Royal led a tour of the facility, featuring digital display screens, a media center with soaring ceilings and flex spaces for students and staff, and classrooms and labs with furniture on wheels for easy re-arranging for instructional needs.

He also showed off the spacious gym and auxiliary gym, the football field, track and field areas, baseball field, and large brick concession stand and restrooms.

Other areas on the tour included the cafeteria and its adjacent outdoor dining area, career and technology education areas, and arts and music spaces. He also displayed mockups of a Selma Burke mural to be installed and the SBMS Bear mascot that will appear throughout the facility.

Halls are color coded – teal for sixth grade, orange for seventh grade, and gold for eighth grade — for ease of navigation for students and visitors.

The final construction tasks are being finished in the coming days, and teachers can begin moving into their classrooms next week, according to SBMS Principal Dan Miller, who expects an estimated 640 students when classes begin in August.

“It’s super exciting.

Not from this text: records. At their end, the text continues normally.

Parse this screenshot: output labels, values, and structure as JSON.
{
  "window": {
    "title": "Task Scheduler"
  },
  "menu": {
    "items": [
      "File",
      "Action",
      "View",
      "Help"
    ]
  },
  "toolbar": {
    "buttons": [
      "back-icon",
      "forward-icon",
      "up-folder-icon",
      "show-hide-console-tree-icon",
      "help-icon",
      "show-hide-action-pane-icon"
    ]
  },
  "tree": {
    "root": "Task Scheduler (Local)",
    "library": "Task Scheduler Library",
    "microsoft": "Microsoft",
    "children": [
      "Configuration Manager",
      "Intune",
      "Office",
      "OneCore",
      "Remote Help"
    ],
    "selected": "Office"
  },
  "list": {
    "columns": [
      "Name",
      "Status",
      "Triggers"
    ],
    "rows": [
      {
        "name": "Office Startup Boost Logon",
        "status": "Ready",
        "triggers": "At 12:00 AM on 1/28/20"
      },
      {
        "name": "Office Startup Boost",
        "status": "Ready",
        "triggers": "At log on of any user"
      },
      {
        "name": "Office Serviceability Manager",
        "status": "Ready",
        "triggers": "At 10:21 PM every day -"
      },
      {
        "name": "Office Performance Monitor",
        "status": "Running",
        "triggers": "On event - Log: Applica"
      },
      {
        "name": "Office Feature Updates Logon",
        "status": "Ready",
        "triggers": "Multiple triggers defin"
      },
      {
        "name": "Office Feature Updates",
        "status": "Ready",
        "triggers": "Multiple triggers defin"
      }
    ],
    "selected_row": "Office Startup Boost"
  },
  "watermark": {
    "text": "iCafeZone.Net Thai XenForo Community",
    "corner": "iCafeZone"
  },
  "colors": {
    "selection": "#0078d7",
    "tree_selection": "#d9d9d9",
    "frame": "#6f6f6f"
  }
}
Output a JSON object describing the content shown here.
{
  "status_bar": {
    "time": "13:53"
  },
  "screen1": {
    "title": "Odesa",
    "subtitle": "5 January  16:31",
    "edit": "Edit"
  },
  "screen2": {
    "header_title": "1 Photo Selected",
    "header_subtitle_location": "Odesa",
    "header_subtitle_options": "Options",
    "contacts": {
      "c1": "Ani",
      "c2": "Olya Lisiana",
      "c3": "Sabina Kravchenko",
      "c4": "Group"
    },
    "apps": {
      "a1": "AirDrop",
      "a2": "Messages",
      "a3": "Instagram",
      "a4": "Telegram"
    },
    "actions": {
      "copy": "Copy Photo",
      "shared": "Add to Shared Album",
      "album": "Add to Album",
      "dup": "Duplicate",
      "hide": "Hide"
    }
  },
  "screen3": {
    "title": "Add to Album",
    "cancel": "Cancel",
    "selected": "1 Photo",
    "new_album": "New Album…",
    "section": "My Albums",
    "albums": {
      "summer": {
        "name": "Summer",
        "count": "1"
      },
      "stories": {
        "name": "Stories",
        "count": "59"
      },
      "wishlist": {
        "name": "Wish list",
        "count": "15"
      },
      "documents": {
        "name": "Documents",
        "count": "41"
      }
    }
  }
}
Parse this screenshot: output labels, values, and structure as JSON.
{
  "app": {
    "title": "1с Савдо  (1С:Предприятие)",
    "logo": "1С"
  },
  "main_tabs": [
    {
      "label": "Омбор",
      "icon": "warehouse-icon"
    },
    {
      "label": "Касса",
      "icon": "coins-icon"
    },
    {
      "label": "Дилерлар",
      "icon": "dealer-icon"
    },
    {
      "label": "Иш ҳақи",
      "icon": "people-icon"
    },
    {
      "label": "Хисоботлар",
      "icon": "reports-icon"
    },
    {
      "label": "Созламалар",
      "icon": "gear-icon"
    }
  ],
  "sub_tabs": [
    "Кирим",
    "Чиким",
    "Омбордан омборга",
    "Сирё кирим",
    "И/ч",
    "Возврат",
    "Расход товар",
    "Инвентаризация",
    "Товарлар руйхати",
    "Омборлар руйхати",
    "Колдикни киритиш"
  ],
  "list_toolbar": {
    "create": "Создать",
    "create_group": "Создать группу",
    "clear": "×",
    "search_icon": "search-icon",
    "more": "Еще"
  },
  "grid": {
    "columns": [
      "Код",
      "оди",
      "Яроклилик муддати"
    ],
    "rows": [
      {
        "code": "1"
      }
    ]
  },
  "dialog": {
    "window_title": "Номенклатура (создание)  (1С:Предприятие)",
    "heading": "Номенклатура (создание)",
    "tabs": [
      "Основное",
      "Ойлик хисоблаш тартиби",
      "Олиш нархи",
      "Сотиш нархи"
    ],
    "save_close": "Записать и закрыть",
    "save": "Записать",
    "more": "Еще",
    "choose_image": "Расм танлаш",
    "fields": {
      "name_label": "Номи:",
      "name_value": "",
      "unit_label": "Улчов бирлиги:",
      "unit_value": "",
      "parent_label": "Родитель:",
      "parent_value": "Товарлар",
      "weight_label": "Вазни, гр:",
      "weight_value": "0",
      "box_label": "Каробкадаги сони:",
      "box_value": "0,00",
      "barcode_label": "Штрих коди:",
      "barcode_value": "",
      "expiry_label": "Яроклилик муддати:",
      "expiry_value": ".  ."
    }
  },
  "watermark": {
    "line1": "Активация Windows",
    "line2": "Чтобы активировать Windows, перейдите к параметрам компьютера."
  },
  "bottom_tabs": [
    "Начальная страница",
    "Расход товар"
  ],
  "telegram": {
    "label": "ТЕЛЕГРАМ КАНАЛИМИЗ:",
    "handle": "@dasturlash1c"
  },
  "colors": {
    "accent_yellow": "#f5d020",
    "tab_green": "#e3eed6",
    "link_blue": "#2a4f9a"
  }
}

The building, the space is just phenomenal and really beautiful. The community has been fantastic. We’ve done several events just to try to get people excited about being part of Selma Burke,” Miller said.

“Seeing this come to fruition and knowing that we will able to open our doors and have kids and our teachers in this building is just amazing.”

Sixth- and seventh-grade orientation will also take place next week, with eighth-grade leaders taking students on tours while the building details are completed.